The term “social-behavioral” refers to human motivations, activities, psychological processes and interactions (small groups, families, communities, and whole societies). Social-behavioral research applies the behavioral and social sciences to the study of humans. Such research is commonly conducted in the following academic disciplines: education, sociology, psychology, anthropology, economics, political science, and history.
Some social-behavioral research funded by NIH must be registered as a clinical trial.
Social Behavioral Research Methods
- Interviews, focus groups, and surveys
- Studies of existing records
- Experimental designs involving exposure to stimulus or intervention (in person, over the phone, or online)
- With or without observer interaction
- Public information (e.g., vital statistics, motor vehicle registrations, or court records) and/or non-public information (e.g., medical or educational records in which the subjects are identified)
- Conducted in public places, laboratories, or in private settings (e.g., a clinic, therapist’s office, subject’s home)
Risk is the probability of harm or injury (physical, psychological, social, or economic) occurring as the result of participation in a research study. Most social behavioral research involves no physical intervention and therefore no physical risk, but the potential risks of social or psychological harm must still be considered.
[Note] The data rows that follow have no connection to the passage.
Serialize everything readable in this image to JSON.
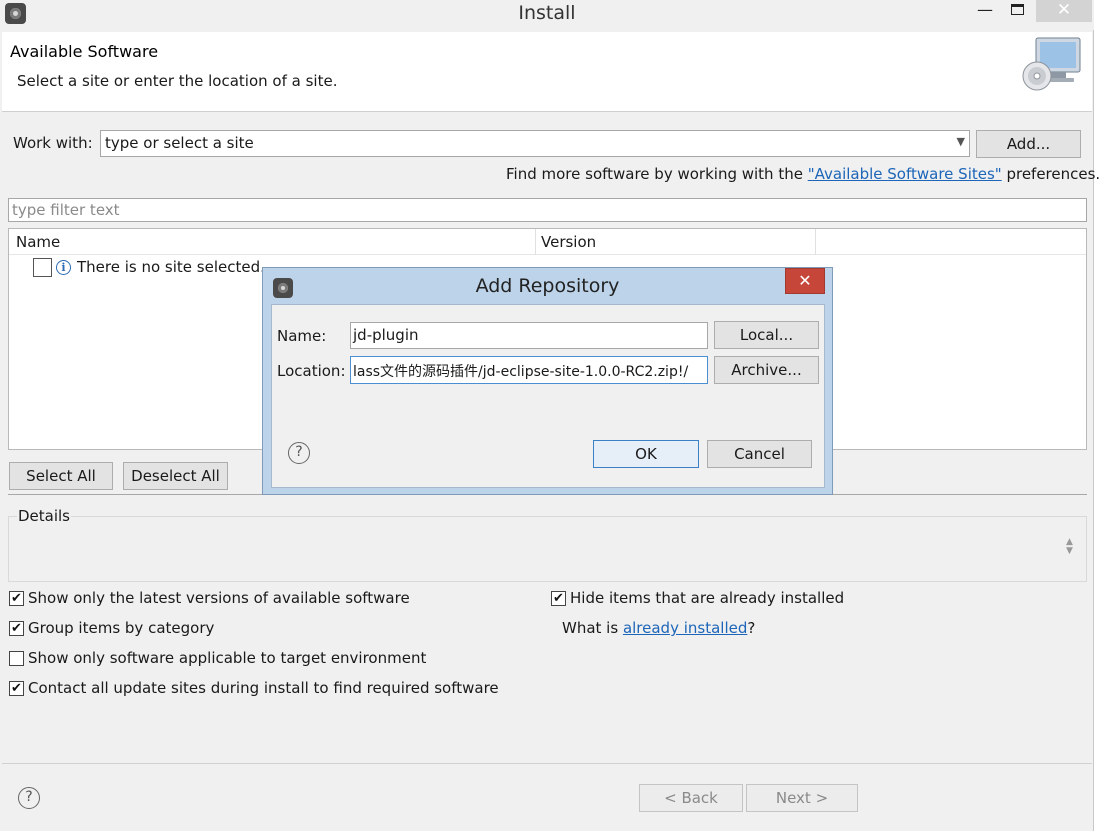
{
  "window": {
    "title": "Install",
    "min_glyph": "—",
    "close_glyph": "✕"
  },
  "header": {
    "title": "Available Software",
    "subtitle": "Select a site or enter the location of a site."
  },
  "work_with": {
    "label": "Work with:",
    "placeholder": "type or select a site",
    "add_label": "Add..."
  },
  "find_more": {
    "prefix": "Find more software by working with the ",
    "link": "\"Available Software Sites\"",
    "suffix": " preferences."
  },
  "filter": {
    "placeholder": "type filter text"
  },
  "table": {
    "columns": [
      "Name",
      "Version"
    ],
    "rows": [
      {
        "text": "There is no site selected."
      }
    ]
  },
  "buttons": {
    "select_all": "Select All",
    "deselect_all": "Deselect All",
    "back": "< Back",
    "next": "Next >"
  },
  "details": {
    "label": "Details"
  },
  "options": {
    "latest_versions": {
      "label": "Show only the latest versions of available software",
      "checked": true
    },
    "group_by_category": {
      "label": "Group items by category",
      "checked": true
    },
    "target_env": {
      "label": "Show only software applicable to target environment",
      "checked": false
    },
    "contact_sites": {
      "label": "Contact all update sites during install to find required software",
      "checked": true
    },
    "hide_installed": {
      "label": "Hide items that are already installed",
      "checked": true
    },
    "what_is_prefix": "What is ",
    "what_is_link": "already installed",
    "what_is_suffix": "?"
  },
  "dialog": {
    "title": "Add Repository",
    "close_glyph": "✕",
    "name_label": "Name:",
    "name_value": "jd-plugin",
    "local_label": "Local...",
    "location_label": "Location:",
    "location_value": "lass文件的源码插件/jd-eclipse-site-1.0.0-RC2.zip!/",
    "archive_label": "Archive...",
    "ok_label": "OK",
    "cancel_label": "Cancel"
  },
  "icons": {
    "help": "?",
    "info": "i",
    "check": "✔",
    "dropdown": "▼"
  }
}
Researchers must consider the following risks when conducting their study.
Social harm can occur when:
- questions about illegal behaviors or immigration status may damage subjects’ reputation or raise legal concerns
- information about subjects’ activities may place them at risk of harm or legal action
- confidentiality is compromised, jeopardizing employment and/or insurance coverage.
Psychological harm can occur when:
- the research involves deception
- the research provides subjects with unwelcome and disturbing information
- the research questions or procedures can cause stress, embarrassment, or raise painful memories.
Although most social and psychological risks are minimal and transitory, investigators must be aware of the potential for harm. The IRB will want to know how such outcomes will be minimized or addressed.
When submitting an application in iStar you will see the following in section 1.5.
Hover over the for a definition of USC Social Behavioral IRB:
Reference: Methods and Risks/Harm sections adapted from Health and Human Services’ Institutional Review Board Guidebook, Chapter V: Biomedical and Behavioral Research: An Overview.